LCS Alternative-Diesel/Electric Corvettes
I defer to Mr. Carlton Meyer to explain this intriguing concept:
Surprisingly, no navy has constructed a DE ship that can switch to quiet electric propulsion when hunting submarines. This does not require the development of new technology, DE engines already exist on submarines. A small ship is best for submarine hunting as they are quieter, harder to see on the surface, more maneuverable, and a smaller target for submarines. While cruising slowly on electric power, a DE ship will produce no heat for detection at night or in poor daytime weather, which submarines may detect with infrared periscopes. A DE corvette is an ideal size for a sub hunter, with a displacement of less than 1000 tons and a submarine hunting helicopter on board…
DE corvettes will also prove very effective in port defense, prowling silently on electric power while searching for small boats or anything along the shoreline indicating naval commando activity. Silent DE corvettes are perfect for amphibious and special operations. At nightfall or in fog, they can switch to electric to go silent and cold and come slowly over the horizon to the shore to pick-up or drop off reconnaissance or commando teams, then depart back over the horizon to safety.
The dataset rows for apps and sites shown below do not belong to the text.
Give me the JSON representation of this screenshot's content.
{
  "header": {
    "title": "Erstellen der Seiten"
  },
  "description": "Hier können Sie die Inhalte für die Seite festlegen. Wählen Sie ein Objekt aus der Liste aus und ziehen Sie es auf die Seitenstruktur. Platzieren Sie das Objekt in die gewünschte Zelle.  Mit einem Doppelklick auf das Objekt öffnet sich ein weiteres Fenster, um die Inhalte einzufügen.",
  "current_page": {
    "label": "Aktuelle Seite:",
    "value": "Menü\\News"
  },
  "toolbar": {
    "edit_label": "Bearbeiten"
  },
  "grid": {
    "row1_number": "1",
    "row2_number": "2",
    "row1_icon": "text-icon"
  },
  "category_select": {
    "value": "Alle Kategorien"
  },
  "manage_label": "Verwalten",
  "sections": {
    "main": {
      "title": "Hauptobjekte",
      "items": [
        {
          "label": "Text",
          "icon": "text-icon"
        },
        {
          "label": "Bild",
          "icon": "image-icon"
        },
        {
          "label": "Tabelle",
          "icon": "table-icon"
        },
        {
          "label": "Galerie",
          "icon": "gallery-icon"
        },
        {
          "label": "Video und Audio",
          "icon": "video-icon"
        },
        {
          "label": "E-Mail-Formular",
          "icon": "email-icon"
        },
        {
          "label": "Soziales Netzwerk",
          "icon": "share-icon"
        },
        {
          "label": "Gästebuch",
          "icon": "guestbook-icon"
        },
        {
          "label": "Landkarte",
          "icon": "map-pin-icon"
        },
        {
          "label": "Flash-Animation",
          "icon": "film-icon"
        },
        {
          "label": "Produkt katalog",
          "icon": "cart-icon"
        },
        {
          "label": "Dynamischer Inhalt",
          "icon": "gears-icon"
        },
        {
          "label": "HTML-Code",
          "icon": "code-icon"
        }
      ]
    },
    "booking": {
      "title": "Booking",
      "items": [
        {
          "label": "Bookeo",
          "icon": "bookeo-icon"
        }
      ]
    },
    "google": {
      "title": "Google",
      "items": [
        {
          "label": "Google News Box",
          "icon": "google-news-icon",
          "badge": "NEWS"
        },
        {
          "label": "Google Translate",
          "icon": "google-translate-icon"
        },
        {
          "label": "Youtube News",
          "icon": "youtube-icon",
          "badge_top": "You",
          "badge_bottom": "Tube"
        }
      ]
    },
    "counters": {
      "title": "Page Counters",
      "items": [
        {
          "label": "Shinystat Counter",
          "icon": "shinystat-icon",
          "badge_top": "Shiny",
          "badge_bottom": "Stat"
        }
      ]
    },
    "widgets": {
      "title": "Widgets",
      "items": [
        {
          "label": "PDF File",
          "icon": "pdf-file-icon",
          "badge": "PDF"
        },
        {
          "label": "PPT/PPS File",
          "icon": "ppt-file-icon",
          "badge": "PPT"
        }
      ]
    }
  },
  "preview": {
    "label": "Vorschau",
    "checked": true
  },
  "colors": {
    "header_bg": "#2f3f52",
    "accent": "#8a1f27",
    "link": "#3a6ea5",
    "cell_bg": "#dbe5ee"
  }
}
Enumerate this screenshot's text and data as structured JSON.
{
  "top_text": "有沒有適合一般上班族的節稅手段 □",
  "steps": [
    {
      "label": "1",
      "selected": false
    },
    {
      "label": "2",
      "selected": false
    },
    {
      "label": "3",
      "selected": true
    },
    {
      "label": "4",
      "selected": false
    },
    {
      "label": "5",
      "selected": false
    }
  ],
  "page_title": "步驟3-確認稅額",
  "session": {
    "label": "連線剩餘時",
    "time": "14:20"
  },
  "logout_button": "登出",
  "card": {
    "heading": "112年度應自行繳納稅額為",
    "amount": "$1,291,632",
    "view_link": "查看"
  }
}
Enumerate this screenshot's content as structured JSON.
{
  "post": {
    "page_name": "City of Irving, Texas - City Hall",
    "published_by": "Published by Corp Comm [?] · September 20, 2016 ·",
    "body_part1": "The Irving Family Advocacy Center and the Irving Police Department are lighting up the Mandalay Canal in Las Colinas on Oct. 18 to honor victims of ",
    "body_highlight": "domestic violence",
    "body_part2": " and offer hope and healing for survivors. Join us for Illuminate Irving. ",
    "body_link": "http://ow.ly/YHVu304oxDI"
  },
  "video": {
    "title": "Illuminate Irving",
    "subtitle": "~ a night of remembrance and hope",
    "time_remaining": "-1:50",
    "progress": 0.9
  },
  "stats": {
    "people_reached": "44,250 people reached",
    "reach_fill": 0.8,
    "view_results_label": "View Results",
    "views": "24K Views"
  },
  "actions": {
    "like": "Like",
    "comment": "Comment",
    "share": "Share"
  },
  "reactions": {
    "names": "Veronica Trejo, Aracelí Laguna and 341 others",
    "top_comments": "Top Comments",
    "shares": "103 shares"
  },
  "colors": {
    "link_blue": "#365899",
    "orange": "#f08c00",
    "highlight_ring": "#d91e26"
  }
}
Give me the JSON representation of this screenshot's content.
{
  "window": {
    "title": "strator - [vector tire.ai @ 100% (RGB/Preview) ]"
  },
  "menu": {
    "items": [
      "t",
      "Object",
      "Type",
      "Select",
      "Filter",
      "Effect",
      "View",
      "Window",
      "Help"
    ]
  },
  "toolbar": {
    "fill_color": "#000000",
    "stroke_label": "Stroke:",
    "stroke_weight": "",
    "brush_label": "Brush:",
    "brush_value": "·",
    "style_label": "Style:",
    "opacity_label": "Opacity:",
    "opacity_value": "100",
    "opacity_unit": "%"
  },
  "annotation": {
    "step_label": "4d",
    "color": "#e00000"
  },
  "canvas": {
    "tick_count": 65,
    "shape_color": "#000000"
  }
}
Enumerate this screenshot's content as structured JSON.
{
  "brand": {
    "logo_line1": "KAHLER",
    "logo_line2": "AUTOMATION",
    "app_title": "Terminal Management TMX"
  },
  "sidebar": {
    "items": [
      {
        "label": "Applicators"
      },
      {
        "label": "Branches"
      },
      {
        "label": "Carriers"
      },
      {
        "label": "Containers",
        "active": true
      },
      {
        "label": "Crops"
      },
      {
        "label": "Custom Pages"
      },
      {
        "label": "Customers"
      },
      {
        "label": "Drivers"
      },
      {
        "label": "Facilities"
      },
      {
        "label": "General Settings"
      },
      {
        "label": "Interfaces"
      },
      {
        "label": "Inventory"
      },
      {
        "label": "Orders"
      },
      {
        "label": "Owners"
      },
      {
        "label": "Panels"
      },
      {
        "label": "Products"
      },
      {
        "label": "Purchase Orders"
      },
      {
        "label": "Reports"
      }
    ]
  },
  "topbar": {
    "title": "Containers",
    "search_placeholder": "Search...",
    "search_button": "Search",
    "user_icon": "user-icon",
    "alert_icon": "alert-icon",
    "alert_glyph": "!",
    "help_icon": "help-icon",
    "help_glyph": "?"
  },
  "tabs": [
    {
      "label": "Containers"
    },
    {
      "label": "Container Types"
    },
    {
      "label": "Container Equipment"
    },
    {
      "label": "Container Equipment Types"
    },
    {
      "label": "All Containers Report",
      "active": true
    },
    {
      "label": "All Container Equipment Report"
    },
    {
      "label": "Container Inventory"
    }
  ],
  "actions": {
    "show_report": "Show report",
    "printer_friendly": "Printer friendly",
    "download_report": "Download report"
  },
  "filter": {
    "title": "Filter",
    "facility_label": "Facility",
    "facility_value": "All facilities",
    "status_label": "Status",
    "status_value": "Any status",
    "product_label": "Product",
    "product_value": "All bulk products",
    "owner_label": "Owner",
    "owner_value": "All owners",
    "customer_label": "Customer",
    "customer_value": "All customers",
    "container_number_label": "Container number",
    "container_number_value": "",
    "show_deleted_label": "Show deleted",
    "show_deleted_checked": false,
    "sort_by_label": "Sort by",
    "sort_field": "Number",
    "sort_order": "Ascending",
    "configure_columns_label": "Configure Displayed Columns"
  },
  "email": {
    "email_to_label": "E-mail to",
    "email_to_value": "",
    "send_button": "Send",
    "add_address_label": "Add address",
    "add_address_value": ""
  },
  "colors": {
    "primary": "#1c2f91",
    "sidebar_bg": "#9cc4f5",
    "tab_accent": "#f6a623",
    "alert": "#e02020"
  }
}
This would get a hard reception within traditional naval circles, since it would be such a stealthy and lethal surface killer, the admirals would likely see it a threat to their battleship programs! Leave it to China then? And as we always insist, the corvette needs a mothership to make up for its lack of endurance:
If a navy plans to conduct expeditionary or amphibious operations, it will need to deploy DE corvettes and sustain them in remote locations. Small ships are difficult to maintain forward-deployed since they lack much of the organic maintenance support and crew comforts of larger ships. Therefore, corvette squadrons need tenders, like the recently retired Yellowstone Class AD- 41 destroyer tender. (below) A deployed squadron needs two tenders to keep one on station while the other journeys to a distant port for replenishment. The squadron headquarters will remain embarked on the deployed tender, which will remain at sea with larger warships in high-threat environments, or in low-threat areas it may drop anchor in a small cove at an offshore island, although it may move every few days depending on the enemy threat.
Here then is the answer to the Navy’s “presence deficit”. Without a requirement for huge fuel and ammo stockpiles, small warships could be built which would cost far less than modern battleships like the Arleigh Burke class. Yet such craft will not have to sacrifice firepower for endurance as does the LCS. The mothership could also embark the squadron’s essential aviation assets like helicopters and UAVs, further easing the load on her brood of naval “fighters”.
Taking a jab at the LCS, here is Meyer’s reason why it is a flawed, failed design, with which we concur:
Look at all the other modern coastal ships around the world to discover the LCS is twice their size. Twice the size means twice the target and twice the cost, all this for high speed? The LCS is the size of modern frigates and bigger than destroyers of World War II, yet has the armament of a patrol boat in order to accommodate the mysterious ultra high-speed requirement.
Makes plenty sense. Anyone in Washington listening?